Exercise. In your reply, write out the records exactly, each line intact.

Information supplied.
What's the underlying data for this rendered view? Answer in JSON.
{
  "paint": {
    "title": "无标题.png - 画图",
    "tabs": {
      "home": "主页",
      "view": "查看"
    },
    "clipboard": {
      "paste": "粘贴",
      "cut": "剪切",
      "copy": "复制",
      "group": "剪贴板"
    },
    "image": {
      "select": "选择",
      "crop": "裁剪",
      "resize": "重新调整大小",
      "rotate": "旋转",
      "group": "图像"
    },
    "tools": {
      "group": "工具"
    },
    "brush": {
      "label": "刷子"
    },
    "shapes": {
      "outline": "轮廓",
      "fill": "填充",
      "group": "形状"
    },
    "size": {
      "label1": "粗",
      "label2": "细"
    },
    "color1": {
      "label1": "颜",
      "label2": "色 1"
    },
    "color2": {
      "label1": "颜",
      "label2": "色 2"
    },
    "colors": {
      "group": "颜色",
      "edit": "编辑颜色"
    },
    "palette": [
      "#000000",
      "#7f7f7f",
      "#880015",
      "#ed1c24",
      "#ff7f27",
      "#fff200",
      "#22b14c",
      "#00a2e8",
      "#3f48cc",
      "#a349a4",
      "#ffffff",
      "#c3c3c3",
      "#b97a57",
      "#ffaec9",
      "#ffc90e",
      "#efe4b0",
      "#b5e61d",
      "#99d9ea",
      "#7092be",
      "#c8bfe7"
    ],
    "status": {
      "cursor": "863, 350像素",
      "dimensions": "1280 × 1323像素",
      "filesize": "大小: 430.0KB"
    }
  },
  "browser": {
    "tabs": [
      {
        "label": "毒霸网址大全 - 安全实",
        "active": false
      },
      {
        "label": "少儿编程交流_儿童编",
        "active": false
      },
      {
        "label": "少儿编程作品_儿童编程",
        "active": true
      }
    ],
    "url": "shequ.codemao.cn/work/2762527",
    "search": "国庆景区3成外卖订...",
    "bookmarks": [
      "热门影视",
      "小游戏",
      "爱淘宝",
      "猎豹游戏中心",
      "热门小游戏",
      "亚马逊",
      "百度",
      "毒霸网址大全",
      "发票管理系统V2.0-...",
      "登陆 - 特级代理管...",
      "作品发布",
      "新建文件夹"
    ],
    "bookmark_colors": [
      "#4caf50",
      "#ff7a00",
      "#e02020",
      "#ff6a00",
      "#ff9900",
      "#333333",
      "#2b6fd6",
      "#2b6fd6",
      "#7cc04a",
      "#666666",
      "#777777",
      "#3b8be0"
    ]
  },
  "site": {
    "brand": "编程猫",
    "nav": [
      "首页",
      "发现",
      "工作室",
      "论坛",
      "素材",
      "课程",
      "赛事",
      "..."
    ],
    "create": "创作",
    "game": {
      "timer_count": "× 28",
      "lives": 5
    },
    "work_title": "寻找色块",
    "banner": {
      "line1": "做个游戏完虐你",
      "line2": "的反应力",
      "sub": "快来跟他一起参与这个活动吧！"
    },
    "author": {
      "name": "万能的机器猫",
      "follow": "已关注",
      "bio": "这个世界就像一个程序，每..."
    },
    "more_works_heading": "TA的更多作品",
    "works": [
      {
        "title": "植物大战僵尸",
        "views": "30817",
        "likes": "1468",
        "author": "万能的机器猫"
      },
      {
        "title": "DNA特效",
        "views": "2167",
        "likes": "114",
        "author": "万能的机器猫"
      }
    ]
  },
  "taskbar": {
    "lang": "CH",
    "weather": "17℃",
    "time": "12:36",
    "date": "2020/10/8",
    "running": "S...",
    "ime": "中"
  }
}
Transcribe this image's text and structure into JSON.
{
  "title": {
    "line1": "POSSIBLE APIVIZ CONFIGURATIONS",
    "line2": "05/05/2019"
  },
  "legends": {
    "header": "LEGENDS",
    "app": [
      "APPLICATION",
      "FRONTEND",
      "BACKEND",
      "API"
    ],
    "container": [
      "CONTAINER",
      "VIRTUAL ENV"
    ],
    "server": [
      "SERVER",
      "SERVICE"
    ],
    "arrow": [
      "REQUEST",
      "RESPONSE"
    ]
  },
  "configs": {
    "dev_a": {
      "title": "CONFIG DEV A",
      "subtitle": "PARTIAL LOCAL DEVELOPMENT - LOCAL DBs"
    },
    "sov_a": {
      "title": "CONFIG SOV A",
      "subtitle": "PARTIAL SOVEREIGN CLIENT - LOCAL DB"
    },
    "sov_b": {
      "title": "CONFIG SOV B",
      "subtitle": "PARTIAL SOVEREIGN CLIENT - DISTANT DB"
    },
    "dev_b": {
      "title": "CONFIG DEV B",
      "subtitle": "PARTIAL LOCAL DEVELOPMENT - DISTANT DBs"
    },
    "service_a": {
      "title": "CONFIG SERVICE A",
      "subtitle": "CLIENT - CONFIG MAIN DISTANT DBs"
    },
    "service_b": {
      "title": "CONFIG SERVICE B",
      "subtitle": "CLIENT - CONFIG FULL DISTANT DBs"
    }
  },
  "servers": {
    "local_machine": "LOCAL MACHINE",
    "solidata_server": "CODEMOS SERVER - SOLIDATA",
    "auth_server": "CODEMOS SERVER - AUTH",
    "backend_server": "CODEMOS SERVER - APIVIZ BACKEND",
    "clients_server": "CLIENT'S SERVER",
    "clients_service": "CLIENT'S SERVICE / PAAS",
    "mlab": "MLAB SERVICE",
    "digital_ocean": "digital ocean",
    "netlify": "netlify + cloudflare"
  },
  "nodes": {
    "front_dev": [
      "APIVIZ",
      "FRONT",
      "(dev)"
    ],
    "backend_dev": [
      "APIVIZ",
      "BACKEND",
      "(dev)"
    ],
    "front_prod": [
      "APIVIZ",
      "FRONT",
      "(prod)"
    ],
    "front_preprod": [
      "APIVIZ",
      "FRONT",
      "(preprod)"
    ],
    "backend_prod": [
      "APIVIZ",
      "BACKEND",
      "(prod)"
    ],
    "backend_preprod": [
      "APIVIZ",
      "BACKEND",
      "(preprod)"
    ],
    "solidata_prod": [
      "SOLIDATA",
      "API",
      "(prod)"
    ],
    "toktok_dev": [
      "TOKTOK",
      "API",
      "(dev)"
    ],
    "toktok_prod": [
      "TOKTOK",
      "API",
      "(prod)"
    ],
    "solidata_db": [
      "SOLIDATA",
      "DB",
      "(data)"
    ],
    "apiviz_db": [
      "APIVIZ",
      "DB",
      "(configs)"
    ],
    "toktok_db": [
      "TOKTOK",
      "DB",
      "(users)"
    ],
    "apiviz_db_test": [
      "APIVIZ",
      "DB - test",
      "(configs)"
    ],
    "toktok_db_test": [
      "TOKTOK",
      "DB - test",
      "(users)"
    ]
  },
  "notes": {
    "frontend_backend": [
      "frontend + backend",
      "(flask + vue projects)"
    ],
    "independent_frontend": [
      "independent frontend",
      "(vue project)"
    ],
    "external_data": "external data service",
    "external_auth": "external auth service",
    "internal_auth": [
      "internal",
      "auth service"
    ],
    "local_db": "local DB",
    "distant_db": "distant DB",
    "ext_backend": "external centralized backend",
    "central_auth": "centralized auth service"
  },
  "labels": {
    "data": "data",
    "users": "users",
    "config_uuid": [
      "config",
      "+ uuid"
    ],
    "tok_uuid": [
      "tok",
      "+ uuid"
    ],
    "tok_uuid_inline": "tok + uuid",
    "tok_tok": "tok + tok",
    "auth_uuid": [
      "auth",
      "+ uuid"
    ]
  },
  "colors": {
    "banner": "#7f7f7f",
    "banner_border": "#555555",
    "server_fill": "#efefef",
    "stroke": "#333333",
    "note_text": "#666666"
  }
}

Solution.
What's the underlying data for this rendered view? Answer in JSON.
{
  "paint": {
    "title": "无标题.png - 画图",
    "tabs": {
      "home": "主页",
      "view": "查看"
    },
    "clipboard": {
      "paste": "粘贴",
      "cut": "剪切",
      "copy": "复制",
      "group": "剪贴板"
    },
    "image": {
      "select": "选择",
      "crop": "裁剪",
      "resize": "重新调整大小",
      "rotate": "旋转",
      "group": "图像"
    },
    "tools": {
      "group": "工具"
    },
    "brush": {
      "label": "刷子"
    },
    "shapes": {
      "outline": "轮廓",
      "fill": "填充",
      "group": "形状"
    },
    "size": {
      "label1": "粗",
      "label2": "细"
    },
    "color1": {
      "label1": "颜",
      "label2": "色 1"
    },
    "color2": {
      "label1": "颜",
      "label2": "色 2"
    },
    "colors": {
      "group": "颜色",
      "edit": "编辑颜色"
    },
    "palette": [
      "#000000",
      "#7f7f7f",
      "#880015",
      "#ed1c24",
      "#ff7f27",
      "#fff200",
      "#22b14c",
      "#00a2e8",
      "#3f48cc",
      "#a349a4",
      "#ffffff",
      "#c3c3c3",
      "#b97a57",
      "#ffaec9",
      "#ffc90e",
      "#efe4b0",
      "#b5e61d",
      "#99d9ea",
      "#7092be",
      "#c8bfe7"
    ],
    "status": {
      "cursor": "863, 350像素",
      "dimensions": "1280 × 1323像素",
      "filesize": "大小: 430.0KB"
    }
  },
  "browser": {
    "tabs": [
      {
        "label": "毒霸网址大全 - 安全实",
        "active": false
      },
      {
        "label": "少儿编程交流_儿童编",
        "active": false
      },
      {
        "label": "少儿编程作品_儿童编程",
        "active": true
      }
    ],
    "url": "shequ.codemao.cn/work/2762527",
    "search": "国庆景区3成外卖订...",
    "bookmarks": [
      "热门影视",
      "小游戏",
      "爱淘宝",
      "猎豹游戏中心",
      "热门小游戏",
      "亚马逊",
      "百度",
      "毒霸网址大全",
      "发票管理系统V2.0-...",
      "登陆 - 特级代理管...",
      "作品发布",
      "新建文件夹"
    ],
    "bookmark_colors": [
      "#4caf50",
      "#ff7a00",
      "#e02020",
      "#ff6a00",
      "#ff9900",
      "#333333",
      "#2b6fd6",
      "#2b6fd6",
      "#7cc04a",
      "#666666",
      "#777777",
      "#3b8be0"
    ]
  },
  "site": {
    "brand": "编程猫",
    "nav": [
      "首页",
      "发现",
      "工作室",
      "论坛",
      "素材",
      "课程",
      "赛事",
      "..."
    ],
    "create": "创作",
    "game": {
      "timer_count": "× 28",
      "lives": 5
    },
    "work_title": "寻找色块",
    "banner": {
      "line1": "做个游戏完虐你",
      "line2": "的反应力",
      "sub": "快来跟他一起参与这个活动吧！"
    },
    "author": {
      "name": "万能的机器猫",
      "follow": "已关注",
      "bio": "这个世界就像一个程序，每..."
    },
    "more_works_heading": "TA的更多作品",
    "works": [
      {
        "title": "植物大战僵尸",
        "views": "30817",
        "likes": "1468",
        "author": "万能的机器猫"
      },
      {
        "title": "DNA特效",
        "views": "2167",
        "likes": "114",
        "author": "万能的机器猫"
      }
    ]
  },
  "taskbar": {
    "lang": "CH",
    "weather": "17℃",
    "time": "12:36",
    "date": "2020/10/8",
    "running": "S...",
    "ime": "中"
  }
}
Transcribe this image's text and structure into JSON.
{
  "title": {
    "line1": "POSSIBLE APIVIZ CONFIGURATIONS",
    "line2": "05/05/2019"
  },
  "legends": {
    "header": "LEGENDS",
    "app": [
      "APPLICATION",
      "FRONTEND",
      "BACKEND",
      "API"
    ],
    "container": [
      "CONTAINER",
      "VIRTUAL ENV"
    ],
    "server": [
      "SERVER",
      "SERVICE"
    ],
    "arrow": [
      "REQUEST",
      "RESPONSE"
    ]
  },
  "configs": {
    "dev_a": {
      "title": "CONFIG DEV A",
      "subtitle": "PARTIAL LOCAL DEVELOPMENT - LOCAL DBs"
    },
    "sov_a": {
      "title": "CONFIG SOV A",
      "subtitle": "PARTIAL SOVEREIGN CLIENT - LOCAL DB"
    },
    "sov_b": {
      "title": "CONFIG SOV B",
      "subtitle": "PARTIAL SOVEREIGN CLIENT - DISTANT DB"
    },
    "dev_b": {
      "title": "CONFIG DEV B",
      "subtitle": "PARTIAL LOCAL DEVELOPMENT - DISTANT DBs"
    },
    "service_a": {
      "title": "CONFIG SERVICE A",
      "subtitle": "CLIENT - CONFIG MAIN DISTANT DBs"
    },
    "service_b": {
      "title": "CONFIG SERVICE B",
      "subtitle": "CLIENT - CONFIG FULL DISTANT DBs"
    }
  },
  "servers": {
    "local_machine": "LOCAL MACHINE",
    "solidata_server": "CODEMOS SERVER - SOLIDATA",
    "auth_server": "CODEMOS SERVER - AUTH",
    "backend_server": "CODEMOS SERVER - APIVIZ BACKEND",
    "clients_server": "CLIENT'S SERVER",
    "clients_service": "CLIENT'S SERVICE / PAAS",
    "mlab": "MLAB SERVICE",
    "digital_ocean": "digital ocean",
    "netlify": "netlify + cloudflare"
  },
  "nodes": {
    "front_dev": [
      "APIVIZ",
      "FRONT",
      "(dev)"
    ],
    "backend_dev": [
      "APIVIZ",
      "BACKEND",
      "(dev)"
    ],
    "front_prod": [
      "APIVIZ",
      "FRONT",
      "(prod)"
    ],
    "front_preprod": [
      "APIVIZ",
      "FRONT",
      "(preprod)"
    ],
    "backend_prod": [
      "APIVIZ",
      "BACKEND",
      "(prod)"
    ],
    "backend_preprod": [
      "APIVIZ",
      "BACKEND",
      "(preprod)"
    ],
    "solidata_prod": [
      "SOLIDATA",
      "API",
      "(prod)"
    ],
    "toktok_dev": [
      "TOKTOK",
      "API",
      "(dev)"
    ],
    "toktok_prod": [
      "TOKTOK",
      "API",
      "(prod)"
    ],
    "solidata_db": [
      "SOLIDATA",
      "DB",
      "(data)"
    ],
    "apiviz_db": [
      "APIVIZ",
      "DB",
      "(configs)"
    ],
    "toktok_db": [
      "TOKTOK",
      "DB",
      "(users)"
    ],
    "apiviz_db_test": [
      "APIVIZ",
      "DB - test",
      "(configs)"
    ],
    "toktok_db_test": [
      "TOKTOK",
      "DB - test",
      "(users)"
    ]
  },
  "notes": {
    "frontend_backend": [
      "frontend + backend",
      "(flask + vue projects)"
    ],
    "independent_frontend": [
      "independent frontend",
      "(vue project)"
    ],
    "external_data": "external data service",
    "external_auth": "external auth service",
    "internal_auth": [
      "internal",
      "auth service"
    ],
    "local_db": "local DB",
    "distant_db": "distant DB",
    "ext_backend": "external centralized backend",
    "central_auth": "centralized auth service"
  },
  "labels": {
    "data": "data",
    "users": "users",
    "config_uuid": [
      "config",
      "+ uuid"
    ],
    "tok_uuid": [
      "tok",
      "+ uuid"
    ],
    "tok_uuid_inline": "tok + uuid",
    "tok_tok": "tok + tok",
    "auth_uuid": [
      "auth",
      "+ uuid"
    ]
  },
  "colors": {
    "banner": "#7f7f7f",
    "banner_border": "#555555",
    "server_fill": "#efefef",
    "stroke": "#333333",
    "note_text": "#666666"
  }
}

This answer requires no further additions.